Āsava: Effluent; fermentation. Four qualities—sensuality, views, becoming, and ignorance—that “flow out” of the mind and create the flood of the round of death and rebirth.

Deva (devatā): Literally, “shining one.” An inhabitant of terrestrial and celestial realms higher than the human.

Dhamma: (1) Event; action; (2) a phenomenon in and of itself; (3) mental quality; (4) doctrine, teaching; (5) nibbāna (although there are passages describing nibbāna as the abandoning of all dhammas). Sanskrit form: Dharma.
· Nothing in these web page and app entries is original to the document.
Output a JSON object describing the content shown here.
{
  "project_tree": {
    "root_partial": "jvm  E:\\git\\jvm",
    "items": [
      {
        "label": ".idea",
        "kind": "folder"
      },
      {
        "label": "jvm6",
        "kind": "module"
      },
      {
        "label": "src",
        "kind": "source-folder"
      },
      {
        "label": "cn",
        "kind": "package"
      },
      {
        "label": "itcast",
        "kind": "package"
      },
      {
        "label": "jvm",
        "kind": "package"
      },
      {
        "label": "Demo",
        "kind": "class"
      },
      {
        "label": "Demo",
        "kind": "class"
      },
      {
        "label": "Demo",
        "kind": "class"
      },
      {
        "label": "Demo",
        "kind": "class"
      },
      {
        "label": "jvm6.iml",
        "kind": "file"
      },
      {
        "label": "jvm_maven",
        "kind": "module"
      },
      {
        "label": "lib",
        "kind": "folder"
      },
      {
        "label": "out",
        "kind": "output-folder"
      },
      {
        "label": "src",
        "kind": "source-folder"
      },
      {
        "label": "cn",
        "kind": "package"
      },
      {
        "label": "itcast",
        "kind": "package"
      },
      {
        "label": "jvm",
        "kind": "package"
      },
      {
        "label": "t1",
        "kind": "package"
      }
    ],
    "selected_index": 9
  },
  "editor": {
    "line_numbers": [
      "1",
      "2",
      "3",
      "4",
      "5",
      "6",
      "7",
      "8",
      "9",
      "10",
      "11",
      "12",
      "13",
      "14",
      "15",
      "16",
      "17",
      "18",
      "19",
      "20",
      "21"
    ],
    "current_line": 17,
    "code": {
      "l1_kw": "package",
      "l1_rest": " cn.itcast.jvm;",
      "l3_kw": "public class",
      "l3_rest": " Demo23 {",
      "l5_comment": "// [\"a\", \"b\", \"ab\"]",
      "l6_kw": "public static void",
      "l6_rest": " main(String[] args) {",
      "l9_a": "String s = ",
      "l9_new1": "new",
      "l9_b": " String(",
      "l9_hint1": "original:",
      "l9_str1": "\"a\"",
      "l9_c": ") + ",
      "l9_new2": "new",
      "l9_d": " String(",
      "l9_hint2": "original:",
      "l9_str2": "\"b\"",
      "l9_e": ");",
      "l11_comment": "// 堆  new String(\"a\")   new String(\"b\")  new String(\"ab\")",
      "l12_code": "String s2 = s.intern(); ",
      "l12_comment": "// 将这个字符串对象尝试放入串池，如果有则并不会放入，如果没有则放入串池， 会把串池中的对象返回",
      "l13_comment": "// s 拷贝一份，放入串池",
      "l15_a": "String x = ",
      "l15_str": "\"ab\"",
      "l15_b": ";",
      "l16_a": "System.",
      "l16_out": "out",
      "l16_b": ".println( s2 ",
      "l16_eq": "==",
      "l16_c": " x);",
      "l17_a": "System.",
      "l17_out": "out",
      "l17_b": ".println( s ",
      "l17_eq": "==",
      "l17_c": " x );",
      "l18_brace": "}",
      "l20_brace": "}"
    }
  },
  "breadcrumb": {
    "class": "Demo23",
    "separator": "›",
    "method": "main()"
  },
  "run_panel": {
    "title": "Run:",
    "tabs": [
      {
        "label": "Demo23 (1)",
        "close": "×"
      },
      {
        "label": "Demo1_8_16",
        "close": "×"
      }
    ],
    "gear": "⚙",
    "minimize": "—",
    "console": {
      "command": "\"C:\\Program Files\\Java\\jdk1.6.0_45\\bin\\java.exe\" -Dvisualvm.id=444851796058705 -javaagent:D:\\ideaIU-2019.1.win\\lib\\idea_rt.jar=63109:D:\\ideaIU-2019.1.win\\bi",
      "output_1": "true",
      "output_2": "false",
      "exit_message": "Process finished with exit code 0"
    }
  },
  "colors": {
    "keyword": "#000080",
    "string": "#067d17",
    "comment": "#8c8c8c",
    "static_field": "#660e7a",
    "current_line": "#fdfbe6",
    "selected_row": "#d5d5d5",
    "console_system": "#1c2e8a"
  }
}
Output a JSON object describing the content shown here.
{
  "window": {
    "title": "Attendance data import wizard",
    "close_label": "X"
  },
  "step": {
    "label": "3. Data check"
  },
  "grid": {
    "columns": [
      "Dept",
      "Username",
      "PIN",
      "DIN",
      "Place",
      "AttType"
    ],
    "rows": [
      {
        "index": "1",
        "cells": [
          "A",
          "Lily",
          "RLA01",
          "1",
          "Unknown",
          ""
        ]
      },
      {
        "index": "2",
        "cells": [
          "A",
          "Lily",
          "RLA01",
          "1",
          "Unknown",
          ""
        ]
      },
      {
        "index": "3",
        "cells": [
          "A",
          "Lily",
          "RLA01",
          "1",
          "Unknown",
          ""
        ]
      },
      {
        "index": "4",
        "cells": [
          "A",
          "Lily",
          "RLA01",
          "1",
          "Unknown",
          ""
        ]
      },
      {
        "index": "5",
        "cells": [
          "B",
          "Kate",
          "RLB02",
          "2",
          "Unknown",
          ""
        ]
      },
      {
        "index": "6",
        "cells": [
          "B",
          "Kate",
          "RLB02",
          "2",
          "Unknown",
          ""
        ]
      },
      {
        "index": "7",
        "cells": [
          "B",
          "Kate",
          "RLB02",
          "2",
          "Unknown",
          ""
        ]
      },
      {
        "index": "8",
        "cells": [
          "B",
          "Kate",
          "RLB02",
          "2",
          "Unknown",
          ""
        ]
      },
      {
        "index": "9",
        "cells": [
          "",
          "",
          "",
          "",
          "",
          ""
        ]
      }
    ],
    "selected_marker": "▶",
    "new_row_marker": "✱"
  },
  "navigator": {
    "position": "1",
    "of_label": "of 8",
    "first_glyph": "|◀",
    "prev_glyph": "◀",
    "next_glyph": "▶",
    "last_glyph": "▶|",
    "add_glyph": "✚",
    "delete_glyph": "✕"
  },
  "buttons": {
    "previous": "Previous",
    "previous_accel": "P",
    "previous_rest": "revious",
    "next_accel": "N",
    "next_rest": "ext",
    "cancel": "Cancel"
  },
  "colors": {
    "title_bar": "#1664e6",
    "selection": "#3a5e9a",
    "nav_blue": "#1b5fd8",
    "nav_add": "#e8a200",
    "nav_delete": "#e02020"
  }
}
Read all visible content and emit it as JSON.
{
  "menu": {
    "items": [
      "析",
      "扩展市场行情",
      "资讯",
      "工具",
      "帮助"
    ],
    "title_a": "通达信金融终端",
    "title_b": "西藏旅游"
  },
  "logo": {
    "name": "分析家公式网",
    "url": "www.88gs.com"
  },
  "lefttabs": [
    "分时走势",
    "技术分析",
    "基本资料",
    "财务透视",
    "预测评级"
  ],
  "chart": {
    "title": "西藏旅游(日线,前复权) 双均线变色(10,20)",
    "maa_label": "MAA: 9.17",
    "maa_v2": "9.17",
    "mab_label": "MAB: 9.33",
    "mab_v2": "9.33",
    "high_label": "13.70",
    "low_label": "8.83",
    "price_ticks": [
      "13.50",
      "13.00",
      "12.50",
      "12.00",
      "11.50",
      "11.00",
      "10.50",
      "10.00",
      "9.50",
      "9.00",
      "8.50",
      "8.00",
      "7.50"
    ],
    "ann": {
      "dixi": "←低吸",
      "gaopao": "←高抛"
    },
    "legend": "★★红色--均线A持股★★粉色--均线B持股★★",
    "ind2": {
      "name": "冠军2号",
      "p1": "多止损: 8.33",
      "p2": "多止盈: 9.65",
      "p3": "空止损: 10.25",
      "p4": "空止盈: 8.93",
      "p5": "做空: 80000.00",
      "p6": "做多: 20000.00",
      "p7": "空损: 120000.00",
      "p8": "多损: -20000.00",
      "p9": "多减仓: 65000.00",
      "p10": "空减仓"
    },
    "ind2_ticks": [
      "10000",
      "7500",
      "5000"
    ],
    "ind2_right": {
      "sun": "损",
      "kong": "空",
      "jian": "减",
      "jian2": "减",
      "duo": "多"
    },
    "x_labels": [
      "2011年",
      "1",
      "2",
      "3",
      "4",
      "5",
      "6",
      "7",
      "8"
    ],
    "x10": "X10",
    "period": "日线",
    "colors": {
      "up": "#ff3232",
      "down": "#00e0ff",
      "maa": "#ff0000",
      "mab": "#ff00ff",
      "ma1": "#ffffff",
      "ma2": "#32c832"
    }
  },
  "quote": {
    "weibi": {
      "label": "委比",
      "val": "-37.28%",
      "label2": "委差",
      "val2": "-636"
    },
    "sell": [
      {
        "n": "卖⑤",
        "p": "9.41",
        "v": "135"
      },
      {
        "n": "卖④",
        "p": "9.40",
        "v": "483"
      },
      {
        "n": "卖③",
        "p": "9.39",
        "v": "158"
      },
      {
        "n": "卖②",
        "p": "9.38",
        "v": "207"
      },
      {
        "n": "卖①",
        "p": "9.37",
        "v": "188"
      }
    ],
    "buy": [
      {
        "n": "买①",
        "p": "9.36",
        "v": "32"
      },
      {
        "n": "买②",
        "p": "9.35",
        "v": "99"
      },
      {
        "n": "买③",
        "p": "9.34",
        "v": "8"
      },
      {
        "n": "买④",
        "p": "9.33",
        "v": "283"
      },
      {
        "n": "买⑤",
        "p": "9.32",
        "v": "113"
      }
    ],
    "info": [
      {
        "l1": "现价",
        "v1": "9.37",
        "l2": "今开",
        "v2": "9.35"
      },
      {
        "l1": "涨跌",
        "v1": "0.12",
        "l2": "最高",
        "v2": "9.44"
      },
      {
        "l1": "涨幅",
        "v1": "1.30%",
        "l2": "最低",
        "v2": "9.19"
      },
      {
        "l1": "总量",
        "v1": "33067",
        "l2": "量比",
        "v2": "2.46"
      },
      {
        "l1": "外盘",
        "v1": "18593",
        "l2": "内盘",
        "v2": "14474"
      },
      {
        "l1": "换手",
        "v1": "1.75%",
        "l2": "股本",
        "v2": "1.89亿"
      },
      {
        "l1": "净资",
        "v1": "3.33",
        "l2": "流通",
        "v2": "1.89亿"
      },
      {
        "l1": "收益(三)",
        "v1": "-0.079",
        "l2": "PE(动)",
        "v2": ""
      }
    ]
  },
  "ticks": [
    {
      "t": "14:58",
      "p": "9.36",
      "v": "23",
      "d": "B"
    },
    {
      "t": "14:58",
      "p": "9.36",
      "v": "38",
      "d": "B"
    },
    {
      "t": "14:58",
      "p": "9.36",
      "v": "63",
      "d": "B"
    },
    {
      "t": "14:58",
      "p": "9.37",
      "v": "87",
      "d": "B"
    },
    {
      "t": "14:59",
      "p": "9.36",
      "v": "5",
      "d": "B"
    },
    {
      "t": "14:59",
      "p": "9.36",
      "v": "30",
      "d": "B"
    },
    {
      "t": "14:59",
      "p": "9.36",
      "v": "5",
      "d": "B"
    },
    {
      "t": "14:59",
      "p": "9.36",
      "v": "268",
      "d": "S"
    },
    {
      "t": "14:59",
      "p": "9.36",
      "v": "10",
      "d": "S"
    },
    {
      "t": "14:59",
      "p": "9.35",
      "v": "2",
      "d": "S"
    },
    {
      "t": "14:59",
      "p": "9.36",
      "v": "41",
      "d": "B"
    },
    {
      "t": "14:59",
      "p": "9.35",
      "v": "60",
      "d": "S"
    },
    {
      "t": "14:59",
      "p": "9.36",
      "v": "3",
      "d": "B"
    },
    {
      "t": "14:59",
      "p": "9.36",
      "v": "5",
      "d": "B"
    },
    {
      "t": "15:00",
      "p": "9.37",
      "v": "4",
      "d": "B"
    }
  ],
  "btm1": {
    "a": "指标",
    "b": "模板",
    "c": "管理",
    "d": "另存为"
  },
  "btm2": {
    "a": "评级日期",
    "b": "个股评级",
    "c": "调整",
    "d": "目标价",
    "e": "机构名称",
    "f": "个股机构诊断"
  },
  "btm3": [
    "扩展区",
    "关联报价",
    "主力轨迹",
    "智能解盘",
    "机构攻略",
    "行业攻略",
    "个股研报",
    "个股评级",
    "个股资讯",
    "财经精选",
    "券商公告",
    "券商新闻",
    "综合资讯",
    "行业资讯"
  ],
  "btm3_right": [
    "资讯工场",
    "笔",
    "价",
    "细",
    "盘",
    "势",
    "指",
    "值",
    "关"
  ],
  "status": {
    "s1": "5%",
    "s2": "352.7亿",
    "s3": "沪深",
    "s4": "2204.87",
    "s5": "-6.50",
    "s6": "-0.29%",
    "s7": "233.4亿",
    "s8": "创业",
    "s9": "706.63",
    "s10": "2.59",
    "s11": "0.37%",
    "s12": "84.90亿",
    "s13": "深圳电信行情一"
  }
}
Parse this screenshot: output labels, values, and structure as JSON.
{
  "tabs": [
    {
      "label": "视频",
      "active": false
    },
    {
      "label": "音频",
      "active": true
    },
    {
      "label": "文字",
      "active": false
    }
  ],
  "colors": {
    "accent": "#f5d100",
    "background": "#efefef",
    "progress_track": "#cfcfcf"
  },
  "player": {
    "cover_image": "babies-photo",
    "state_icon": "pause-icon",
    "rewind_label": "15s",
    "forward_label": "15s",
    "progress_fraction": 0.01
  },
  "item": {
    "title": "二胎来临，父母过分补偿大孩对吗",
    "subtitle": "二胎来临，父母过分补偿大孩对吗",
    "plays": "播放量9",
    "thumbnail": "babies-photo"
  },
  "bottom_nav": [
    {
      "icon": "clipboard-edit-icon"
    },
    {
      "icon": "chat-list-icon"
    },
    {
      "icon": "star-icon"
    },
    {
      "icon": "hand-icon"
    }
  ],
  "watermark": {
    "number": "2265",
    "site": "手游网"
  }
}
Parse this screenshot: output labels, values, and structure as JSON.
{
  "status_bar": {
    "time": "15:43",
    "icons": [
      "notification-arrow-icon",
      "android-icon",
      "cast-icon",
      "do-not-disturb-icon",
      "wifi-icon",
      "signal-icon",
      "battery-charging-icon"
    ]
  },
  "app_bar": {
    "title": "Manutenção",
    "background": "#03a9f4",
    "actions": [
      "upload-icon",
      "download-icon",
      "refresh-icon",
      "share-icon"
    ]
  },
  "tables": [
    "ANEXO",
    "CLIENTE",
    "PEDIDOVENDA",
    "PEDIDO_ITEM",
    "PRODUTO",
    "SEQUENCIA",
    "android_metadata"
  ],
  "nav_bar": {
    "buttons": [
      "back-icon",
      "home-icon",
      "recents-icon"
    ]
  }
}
Jhāna: Mental absorption. A state of strong concentration focused on a single sensation or mental notion. Sanskrit form: Dhyāna.

Kamma: (1) Intentional action; (2) the results of intentional actions. Sanskrit form: Karma.

Khandha: Aggregate; physical and mental phenomena as they are directly experienced: rūpa—physical form; vedanā—feelings of pleasure, pain, or neither pleasure nor pain; saññā—perception, mental label; saṅkhāra—fabrication, thought construct; and viññāṇa—sensory consciousness, the act of taking note of sense data and ideas as they occur. Sanskrit form: Skandha.

Māra: A deva who is the personification of temptation and all forces, within and without, that create obstacles to release from the round of death and rebirth.

Nibbāna: Literally, the “unbinding” of the mind from passion, aversion, and delusion, and from the entire round of death and rebirth. As this term also denotes the extinguishing of a fire, it carries connotations of stilling, cooling, and peace. Sanskrit form: Nirvāṇa.

Tathāgata: Literally, one who has “become authentic (tatha-āgata)” or who is “truly gone (tathā-gata)”: an epithet used in ancient India for a person who has attained the highest religious goal. In Buddhism, it usually denotes the Buddha, although occasionally it also denotes any of his fully awakened disciples.